Joe Clark spoke at the Toronto Usability Professionals Association meeting on Tuesday, February 11, 2003. He discussed his new book Building Accessible Websites. Joe mentioned " When people have a passing knowledge of accessibility they think it is about designing for blind or vision impaired users, but they forget that the users with the most difficulty are probably users with mobility disorders". This hit home pretty hard, I thought I had a good understanding of the issues involved with accessibility and universal design, but clearly I don’t. It did make me decide that I should update my pages to make sure that they validate according to W3 Standards.

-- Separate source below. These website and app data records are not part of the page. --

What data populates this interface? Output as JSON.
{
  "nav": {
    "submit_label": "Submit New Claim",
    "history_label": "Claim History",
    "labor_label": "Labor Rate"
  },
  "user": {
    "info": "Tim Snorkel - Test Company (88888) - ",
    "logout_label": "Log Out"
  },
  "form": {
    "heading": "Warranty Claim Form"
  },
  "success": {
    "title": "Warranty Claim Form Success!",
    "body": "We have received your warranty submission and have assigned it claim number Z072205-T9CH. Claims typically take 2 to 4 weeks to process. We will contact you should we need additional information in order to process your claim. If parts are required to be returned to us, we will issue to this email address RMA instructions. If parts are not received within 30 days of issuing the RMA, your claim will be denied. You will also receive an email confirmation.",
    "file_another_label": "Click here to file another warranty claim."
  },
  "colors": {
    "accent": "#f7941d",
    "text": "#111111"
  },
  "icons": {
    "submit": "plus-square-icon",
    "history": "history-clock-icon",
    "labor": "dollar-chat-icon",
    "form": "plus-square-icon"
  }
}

What are accessible forms?
Joe asked a question about how to design accessible forms. The easiest way to do accessible form layout would be to avoid using tables and to use the label tag. For example:

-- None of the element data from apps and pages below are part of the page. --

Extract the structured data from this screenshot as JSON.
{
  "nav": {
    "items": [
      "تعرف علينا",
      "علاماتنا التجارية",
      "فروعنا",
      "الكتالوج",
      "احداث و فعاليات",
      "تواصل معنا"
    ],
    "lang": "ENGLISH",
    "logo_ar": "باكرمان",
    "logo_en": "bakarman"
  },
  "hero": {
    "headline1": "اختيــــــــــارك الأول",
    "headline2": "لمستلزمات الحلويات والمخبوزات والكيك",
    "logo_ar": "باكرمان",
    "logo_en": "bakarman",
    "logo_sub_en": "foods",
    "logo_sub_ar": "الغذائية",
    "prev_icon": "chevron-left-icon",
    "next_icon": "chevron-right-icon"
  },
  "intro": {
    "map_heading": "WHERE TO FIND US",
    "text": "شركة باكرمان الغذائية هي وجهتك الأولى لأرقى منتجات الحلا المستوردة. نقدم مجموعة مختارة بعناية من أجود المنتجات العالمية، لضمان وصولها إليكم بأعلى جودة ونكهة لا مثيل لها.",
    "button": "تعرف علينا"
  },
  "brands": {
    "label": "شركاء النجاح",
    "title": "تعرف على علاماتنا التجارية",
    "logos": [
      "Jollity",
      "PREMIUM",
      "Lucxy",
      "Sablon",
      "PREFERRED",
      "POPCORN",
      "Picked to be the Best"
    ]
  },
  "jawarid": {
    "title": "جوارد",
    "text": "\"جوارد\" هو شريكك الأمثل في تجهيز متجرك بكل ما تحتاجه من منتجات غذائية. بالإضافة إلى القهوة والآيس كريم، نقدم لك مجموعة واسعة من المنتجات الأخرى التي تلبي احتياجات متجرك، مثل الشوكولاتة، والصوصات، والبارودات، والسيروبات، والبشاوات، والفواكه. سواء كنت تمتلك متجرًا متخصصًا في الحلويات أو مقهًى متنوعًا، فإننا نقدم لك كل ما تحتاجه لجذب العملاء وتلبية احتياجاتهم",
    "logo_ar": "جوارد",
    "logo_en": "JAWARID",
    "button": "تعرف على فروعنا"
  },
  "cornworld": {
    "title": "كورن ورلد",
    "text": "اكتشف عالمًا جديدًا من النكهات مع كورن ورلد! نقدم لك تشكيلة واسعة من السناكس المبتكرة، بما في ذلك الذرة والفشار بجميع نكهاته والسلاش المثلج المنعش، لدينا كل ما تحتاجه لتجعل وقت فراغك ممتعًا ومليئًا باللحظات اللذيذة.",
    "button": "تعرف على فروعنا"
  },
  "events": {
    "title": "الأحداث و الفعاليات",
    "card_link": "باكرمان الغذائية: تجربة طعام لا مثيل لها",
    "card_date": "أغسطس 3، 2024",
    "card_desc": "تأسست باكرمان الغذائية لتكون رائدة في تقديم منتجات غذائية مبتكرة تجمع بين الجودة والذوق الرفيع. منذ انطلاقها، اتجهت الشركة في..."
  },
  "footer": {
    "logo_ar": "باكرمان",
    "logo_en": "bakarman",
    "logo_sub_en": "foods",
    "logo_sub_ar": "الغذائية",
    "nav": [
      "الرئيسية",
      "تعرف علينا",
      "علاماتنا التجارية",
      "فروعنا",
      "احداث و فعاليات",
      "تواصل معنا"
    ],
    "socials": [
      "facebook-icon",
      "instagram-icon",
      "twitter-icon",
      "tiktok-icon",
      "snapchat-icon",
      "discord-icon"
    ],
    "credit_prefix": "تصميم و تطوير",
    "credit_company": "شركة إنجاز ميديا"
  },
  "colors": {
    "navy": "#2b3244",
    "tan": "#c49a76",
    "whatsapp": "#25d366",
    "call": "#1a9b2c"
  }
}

<label for="firstname">First Name</label><br /> <input type="text" name="firstname" id="firstname" /> <label for="lastname">Last Name</label><br /> <input type="text" name="lastname" id="lastname" />
I wonder if this would work for more complex forms. I also wonder if this actually improves the access for users with disabilities.

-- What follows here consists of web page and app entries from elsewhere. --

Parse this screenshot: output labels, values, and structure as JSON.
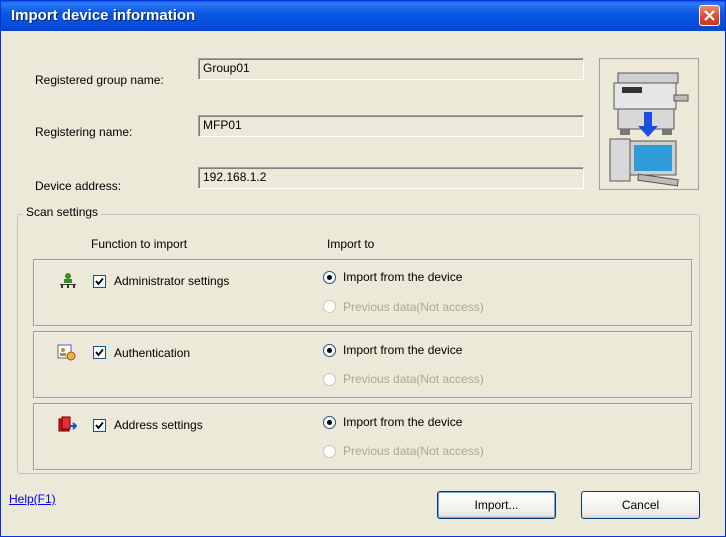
{
  "window": {
    "title": "Import device information"
  },
  "fields": {
    "group_label": "Registered group name:",
    "group_value": "Group01",
    "register_label": "Registering name:",
    "register_value": "MFP01",
    "address_label": "Device address:",
    "address_value": "192.168.1.2"
  },
  "scan": {
    "title": "Scan settings",
    "col_function": "Function to import",
    "col_import_to": "Import to",
    "rows": [
      {
        "label": "Administrator settings",
        "checked": true,
        "icon": "administrator-icon",
        "option1": "Import from the device",
        "option2": "Previous data(Not access)",
        "selected": 1
      },
      {
        "label": "Authentication",
        "checked": true,
        "icon": "authentication-icon",
        "option1": "Import from the device",
        "option2": "Previous data(Not access)",
        "selected": 1
      },
      {
        "label": "Address settings",
        "checked": true,
        "icon": "address-book-icon",
        "option1": "Import from the device",
        "option2": "Previous data(Not access)",
        "selected": 1
      }
    ]
  },
  "footer": {
    "help": "Help(F1)",
    "import": "Import...",
    "cancel": "Cancel"
  },
  "colors": {
    "titlebar": "#0551e0",
    "window_bg": "#ece9d8",
    "link": "#0000ff",
    "close": "#d8482a"
  }
}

I have changed my opinion of the work Joe does, and of accessibility. Joe Clark is a great user advocate. He advocates changes for groups that are an under-represented segment of our population and that can benefit greatly from the technology we are building. I think I need to spend more time learning about accessibility and universal design.